Data for the task:

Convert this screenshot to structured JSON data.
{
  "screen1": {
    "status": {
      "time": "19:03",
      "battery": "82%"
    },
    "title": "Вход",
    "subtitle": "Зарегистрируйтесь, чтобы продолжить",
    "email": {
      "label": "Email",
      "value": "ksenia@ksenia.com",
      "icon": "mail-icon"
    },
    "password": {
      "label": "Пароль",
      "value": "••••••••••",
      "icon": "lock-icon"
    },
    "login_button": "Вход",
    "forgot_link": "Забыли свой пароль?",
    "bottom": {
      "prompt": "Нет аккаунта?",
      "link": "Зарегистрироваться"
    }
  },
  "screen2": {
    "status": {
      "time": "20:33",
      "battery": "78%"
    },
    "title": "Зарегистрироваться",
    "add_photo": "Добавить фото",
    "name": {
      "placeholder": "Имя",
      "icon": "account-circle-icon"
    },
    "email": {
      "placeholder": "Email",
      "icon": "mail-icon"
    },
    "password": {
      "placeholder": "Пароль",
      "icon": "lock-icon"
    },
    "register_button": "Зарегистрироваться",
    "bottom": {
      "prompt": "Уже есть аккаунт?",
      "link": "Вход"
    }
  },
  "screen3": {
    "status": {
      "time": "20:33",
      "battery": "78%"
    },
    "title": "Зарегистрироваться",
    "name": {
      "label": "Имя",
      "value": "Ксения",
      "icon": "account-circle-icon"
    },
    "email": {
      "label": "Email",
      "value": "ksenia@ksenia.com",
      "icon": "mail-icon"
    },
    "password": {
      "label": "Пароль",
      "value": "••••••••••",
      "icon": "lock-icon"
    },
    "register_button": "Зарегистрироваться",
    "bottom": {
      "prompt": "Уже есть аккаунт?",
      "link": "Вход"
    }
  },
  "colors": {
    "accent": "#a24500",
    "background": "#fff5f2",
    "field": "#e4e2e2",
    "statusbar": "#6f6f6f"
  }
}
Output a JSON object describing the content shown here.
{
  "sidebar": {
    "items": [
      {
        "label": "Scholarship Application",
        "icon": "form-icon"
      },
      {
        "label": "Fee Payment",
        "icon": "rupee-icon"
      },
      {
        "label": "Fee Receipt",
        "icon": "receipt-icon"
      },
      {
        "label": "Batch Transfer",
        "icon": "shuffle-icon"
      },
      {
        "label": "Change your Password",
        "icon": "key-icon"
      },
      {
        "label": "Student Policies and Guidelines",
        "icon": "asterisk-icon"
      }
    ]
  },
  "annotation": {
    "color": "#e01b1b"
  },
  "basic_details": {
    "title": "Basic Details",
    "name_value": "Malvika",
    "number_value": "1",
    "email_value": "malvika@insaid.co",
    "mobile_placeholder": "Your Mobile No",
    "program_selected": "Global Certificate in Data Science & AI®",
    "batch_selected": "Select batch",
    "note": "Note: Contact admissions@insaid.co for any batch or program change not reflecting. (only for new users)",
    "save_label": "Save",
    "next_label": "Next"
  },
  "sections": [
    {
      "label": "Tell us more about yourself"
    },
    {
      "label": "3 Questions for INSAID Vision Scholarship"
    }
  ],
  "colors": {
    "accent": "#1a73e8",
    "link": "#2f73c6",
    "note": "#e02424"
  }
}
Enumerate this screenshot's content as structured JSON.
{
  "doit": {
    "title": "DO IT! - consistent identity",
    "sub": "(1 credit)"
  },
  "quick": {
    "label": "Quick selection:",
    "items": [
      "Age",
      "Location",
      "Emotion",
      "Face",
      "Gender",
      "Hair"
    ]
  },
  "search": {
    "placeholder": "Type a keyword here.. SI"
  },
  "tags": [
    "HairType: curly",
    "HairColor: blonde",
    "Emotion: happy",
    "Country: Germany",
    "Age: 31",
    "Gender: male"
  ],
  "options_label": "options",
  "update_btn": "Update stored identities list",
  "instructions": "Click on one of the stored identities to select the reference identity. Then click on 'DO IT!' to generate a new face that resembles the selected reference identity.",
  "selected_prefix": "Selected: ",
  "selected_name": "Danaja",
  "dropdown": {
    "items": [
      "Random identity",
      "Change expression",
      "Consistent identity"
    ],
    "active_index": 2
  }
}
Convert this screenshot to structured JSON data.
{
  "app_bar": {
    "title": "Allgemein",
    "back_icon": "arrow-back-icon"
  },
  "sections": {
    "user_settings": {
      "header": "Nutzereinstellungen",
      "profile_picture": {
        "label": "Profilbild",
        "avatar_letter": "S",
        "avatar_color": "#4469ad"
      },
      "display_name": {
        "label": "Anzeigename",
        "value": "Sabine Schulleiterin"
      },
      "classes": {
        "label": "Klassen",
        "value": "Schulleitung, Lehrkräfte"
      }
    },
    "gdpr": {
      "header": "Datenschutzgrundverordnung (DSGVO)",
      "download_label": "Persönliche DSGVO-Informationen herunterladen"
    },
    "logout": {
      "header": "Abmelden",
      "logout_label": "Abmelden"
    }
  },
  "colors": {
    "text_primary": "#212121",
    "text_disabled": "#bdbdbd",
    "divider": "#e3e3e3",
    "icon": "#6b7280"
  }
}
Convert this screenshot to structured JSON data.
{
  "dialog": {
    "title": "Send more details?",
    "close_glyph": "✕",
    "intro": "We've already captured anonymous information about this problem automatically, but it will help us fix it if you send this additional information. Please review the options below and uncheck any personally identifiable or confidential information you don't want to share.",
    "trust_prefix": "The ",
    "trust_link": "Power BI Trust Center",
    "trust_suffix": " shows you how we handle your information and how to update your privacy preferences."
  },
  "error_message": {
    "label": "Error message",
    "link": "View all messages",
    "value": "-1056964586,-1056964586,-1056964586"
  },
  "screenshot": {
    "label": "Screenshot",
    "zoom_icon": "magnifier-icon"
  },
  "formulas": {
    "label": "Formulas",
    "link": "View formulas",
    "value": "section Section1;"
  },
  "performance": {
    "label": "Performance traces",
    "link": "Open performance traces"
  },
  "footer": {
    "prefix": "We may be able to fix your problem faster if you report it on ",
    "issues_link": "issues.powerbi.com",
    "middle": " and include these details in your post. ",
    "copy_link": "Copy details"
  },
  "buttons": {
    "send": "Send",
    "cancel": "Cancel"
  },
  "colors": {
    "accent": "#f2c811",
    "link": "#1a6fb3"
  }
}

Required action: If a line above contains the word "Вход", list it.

Task output:
    "title": "Вход",
    "login_button": "Вход",
      "link": "Вход"
      "link": "Вход"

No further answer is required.